  • Around half of the youngest respondents felt the police were at least somewhat trustworthy (51.3%) compared to 67.6% of 30-59 year olds and over three quarters of respondents in the 60+ year old group (81.3%)
  • Around half of respondents with a pre-existing mental health condition felt the police were at least somewhat trustworthy (54.7%) compared to 70.2% of those without a pre-existing mental health condition.

NHS

The majority of respondents (88.5%) reported trusting the NHS to some extent and around half (49.5%) of these respondents endorsed trusting the NHS completely.

  • Respondents from the higher SEG groupings were more likely to trust the NHS (89.8%) than those from lower SEGs (86.2%).
  • Over ninety percent (96.2%) of the 60+ year group reported trusting the NHS to some extent compared to 87.2% of 30-59 year olds, and 80.9% of 18-29 year olds.
  • Men were more likely to trust the NHS (89.8%) than women (87.5%). Additionally, men were more likely to report trusting the NHS completely (53.7%) than women (45.6%).
  • Respondents with a pre-existing mental health condition were more likely to report not trusting the NHS (10.6%) compared to those without a pre-existing mental health condition (5.8%).
  • The majority of those with a with pre-existing physical health condition felt the NHS were trustworthy (93.2%) compared to 87.4% of those without a pre-existing physical health condition.

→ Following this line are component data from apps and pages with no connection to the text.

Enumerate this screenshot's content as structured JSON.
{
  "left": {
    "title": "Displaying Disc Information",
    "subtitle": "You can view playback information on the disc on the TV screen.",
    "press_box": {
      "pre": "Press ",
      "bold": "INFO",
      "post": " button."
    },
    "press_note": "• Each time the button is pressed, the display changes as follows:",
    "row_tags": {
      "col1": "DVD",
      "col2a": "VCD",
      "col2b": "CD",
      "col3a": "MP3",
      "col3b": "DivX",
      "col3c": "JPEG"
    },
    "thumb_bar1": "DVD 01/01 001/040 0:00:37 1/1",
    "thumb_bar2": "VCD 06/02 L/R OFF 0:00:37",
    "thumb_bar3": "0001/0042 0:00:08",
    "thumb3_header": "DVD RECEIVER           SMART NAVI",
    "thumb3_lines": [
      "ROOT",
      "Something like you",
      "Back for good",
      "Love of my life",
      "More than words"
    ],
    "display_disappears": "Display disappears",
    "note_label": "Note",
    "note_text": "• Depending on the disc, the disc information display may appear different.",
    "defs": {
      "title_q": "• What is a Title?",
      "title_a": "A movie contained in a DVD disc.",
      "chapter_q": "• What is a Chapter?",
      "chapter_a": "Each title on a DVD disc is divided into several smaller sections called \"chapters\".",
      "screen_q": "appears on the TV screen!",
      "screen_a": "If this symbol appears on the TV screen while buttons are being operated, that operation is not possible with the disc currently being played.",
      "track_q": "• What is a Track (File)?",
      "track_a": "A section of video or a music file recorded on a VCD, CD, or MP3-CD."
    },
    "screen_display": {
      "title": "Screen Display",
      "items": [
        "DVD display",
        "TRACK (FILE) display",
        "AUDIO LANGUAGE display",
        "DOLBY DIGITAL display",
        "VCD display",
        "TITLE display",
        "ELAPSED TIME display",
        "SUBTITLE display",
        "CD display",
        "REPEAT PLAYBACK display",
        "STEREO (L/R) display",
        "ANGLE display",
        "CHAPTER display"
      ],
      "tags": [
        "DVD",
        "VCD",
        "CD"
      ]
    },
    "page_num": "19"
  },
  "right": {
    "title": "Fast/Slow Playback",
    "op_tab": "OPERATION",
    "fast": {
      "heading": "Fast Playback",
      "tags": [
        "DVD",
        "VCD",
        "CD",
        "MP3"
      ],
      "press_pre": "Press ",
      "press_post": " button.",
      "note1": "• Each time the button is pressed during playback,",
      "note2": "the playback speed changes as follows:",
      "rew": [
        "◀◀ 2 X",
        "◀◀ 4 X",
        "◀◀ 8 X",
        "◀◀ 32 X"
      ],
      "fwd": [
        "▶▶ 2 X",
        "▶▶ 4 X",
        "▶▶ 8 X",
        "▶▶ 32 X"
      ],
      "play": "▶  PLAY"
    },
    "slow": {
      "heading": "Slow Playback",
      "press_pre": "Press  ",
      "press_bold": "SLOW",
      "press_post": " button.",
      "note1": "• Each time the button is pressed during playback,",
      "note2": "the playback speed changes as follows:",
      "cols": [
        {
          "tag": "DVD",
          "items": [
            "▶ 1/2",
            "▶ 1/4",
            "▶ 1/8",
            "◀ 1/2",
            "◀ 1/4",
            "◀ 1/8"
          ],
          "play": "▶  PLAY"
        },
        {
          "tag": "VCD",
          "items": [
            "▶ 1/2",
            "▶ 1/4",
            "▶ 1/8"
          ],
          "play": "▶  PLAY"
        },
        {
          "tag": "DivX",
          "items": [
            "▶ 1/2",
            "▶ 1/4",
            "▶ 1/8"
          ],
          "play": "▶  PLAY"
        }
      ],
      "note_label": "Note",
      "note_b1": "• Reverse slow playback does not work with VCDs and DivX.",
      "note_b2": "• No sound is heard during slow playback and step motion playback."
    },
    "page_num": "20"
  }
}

Trust in government

Respondents were asked to what extent they felt the UK and Scottish governments could be trusted.

Just under a third of respondents (29.2%) said that they felt the UK government could be trusted to some extent while 61.1% said they did not trust it at all or did not trust it very much.

  • The 60+ age group were more likely to report trusting the UK government to some extent (37.9%) than respondents in either of the other age groups (30-59 year olds: 26.0%; 18-29 year olds: 24.4%).
  • Men were more likely to report not trusting the UK government at all (37.3%) compared to women (30.2%).
  • Over three quarters of respondents with a pre-existing mental health condition were more likely to report not trusting the UK government (79.5%) compared to those 58.5% of those without a pre-existing mental health condition.
  • Respondents with a pre-existing physical health condition were more likely to report not trusting the UK government (68.2%) than those without a pre-existing physical health condition (59.4%).

Contact

Email: socialresearch@gov.scot